If you are about to get involved in a divorce, and especially if you’re paying a lawyer to handle it for you, you may find it helpful to find out the basic steps involved:
Preparation for divorce – I recommend spending more time with children and working on your self-actualization. More about that here.
Lawsuit is started (male version) – a man usually starts a lawsuit with their attorney preparing the initial documents and filing them in court, and then having the woman sign for it they agree.
Lawsuit is started (female version) – a woman starts a lawsuit by serving the man with a pendente lite motion asking for temporary alimony and exclusive possession of the marital residence
Answer – the spouse who is being sued answers the allegations in divorce papers. Not answering means letting the spouse who started the lawsuit get everything he or she is asking for, which is usually not the best idea because the demands in the complaint or pendente lite motion can get a bit exaggerated.
Preliminary requests – If not already demanded in the beginning of the lawsuit, this is the time one of the spouses usually requests immediate relief for things like child support and alimony to begin while the divorce is pending.
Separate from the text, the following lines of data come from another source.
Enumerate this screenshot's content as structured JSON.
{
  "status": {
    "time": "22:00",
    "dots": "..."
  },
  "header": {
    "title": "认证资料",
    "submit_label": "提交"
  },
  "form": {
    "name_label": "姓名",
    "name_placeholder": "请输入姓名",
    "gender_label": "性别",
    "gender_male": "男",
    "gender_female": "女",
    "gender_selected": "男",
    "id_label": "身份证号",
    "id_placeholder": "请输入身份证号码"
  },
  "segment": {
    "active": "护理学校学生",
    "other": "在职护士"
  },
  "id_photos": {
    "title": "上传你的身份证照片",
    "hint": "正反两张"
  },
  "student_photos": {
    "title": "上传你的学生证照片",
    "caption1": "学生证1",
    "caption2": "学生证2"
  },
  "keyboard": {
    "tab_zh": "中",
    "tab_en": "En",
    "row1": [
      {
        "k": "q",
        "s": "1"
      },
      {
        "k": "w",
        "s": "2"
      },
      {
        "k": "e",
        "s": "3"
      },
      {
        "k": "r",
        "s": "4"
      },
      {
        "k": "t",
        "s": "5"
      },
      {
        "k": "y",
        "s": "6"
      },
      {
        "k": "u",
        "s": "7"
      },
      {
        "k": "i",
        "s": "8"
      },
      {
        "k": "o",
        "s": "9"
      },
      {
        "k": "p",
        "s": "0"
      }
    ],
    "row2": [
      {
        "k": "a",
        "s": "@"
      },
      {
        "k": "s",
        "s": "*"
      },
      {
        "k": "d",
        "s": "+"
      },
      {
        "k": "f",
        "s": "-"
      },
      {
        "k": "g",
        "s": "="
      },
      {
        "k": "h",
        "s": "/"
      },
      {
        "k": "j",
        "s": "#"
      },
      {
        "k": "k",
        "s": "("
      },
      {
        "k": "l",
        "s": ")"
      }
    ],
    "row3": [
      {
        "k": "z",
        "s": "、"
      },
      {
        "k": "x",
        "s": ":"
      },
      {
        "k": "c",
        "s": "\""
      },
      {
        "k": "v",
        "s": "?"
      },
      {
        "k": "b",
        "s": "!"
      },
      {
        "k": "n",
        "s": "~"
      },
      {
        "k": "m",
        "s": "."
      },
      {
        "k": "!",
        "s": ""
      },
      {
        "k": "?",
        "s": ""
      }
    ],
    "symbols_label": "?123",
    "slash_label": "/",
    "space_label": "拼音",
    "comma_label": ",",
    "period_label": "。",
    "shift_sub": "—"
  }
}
Preliminary Conferences – The first preliminary conference is usually scheduled within 45 days from the start of the case. Both parties and their attorneys have to appear before the judge to try to settle some issues and set a timeline for the progress of the case.
Discovery – discovery is the process of obtaining information from each other relating to issues in the case. Information is obtained through requests for documents, written questions, and oral examinations under oath (depositions)
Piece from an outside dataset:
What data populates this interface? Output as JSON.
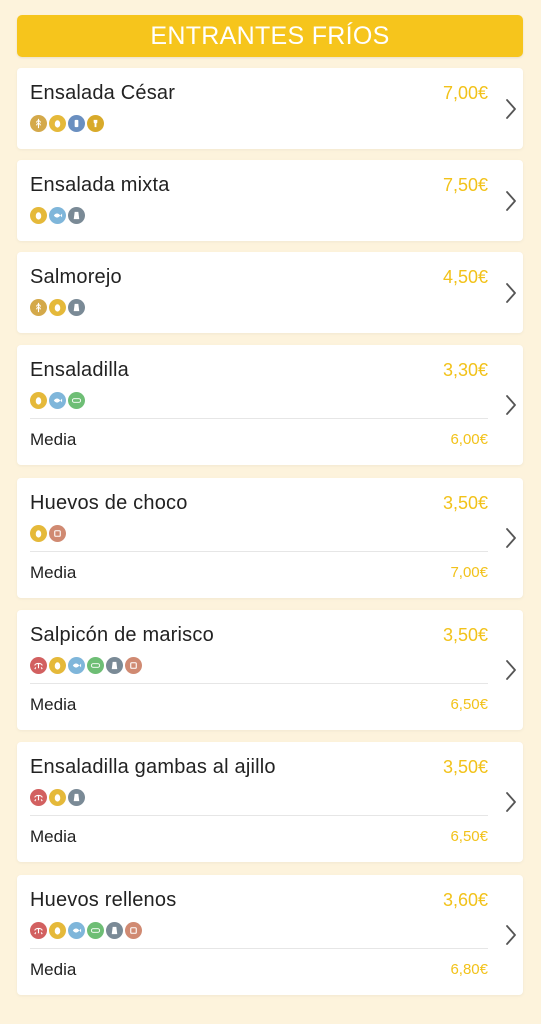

Case Settlement – a divorce usually settles somewhere between exchanging paper documents and taking oral depositions under oath.
Pre-Trial Conferences – If full discovery is completed (and this can take a while) and the parties are still not able to settle the case, the first pre-trial conference is held, where the judge makes sure that discovery is indeed complete, and sets a schedule for pre-trial procedures. Most cases are settled by this time, but a few go on to a trial.
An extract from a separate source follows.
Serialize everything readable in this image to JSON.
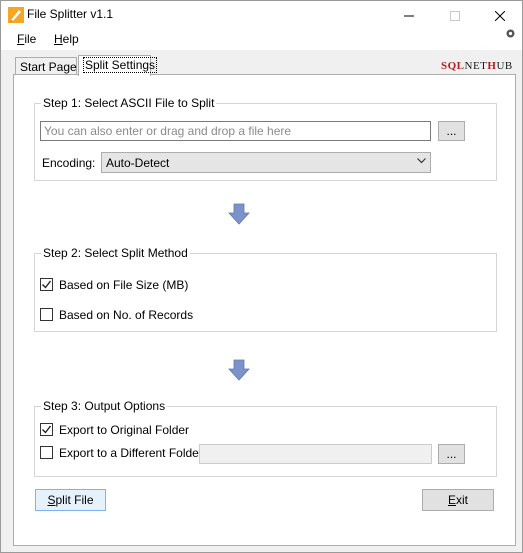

Pre-Trial Filings – Before trial, parties may submit documents and hold hearings regarding evidence and witnesses to be used at trial.
Trial – evidence and witnesses are presented, and a judge makes a determination over issues such as custody, visitation, and division of property. Some judges allow for only the select issues to go to trial and some to be settled, but most judges want either a full settlement or a full trial.
Post-Trial – Parties sometimes submit post-trial documents which explain their position during the trial.
Appeal – the party who did not agree with the court’s decision can appeal to a higher court to try and get the decision reversed.
If you need to discuss your divorce with a Florida attorney, give us a call.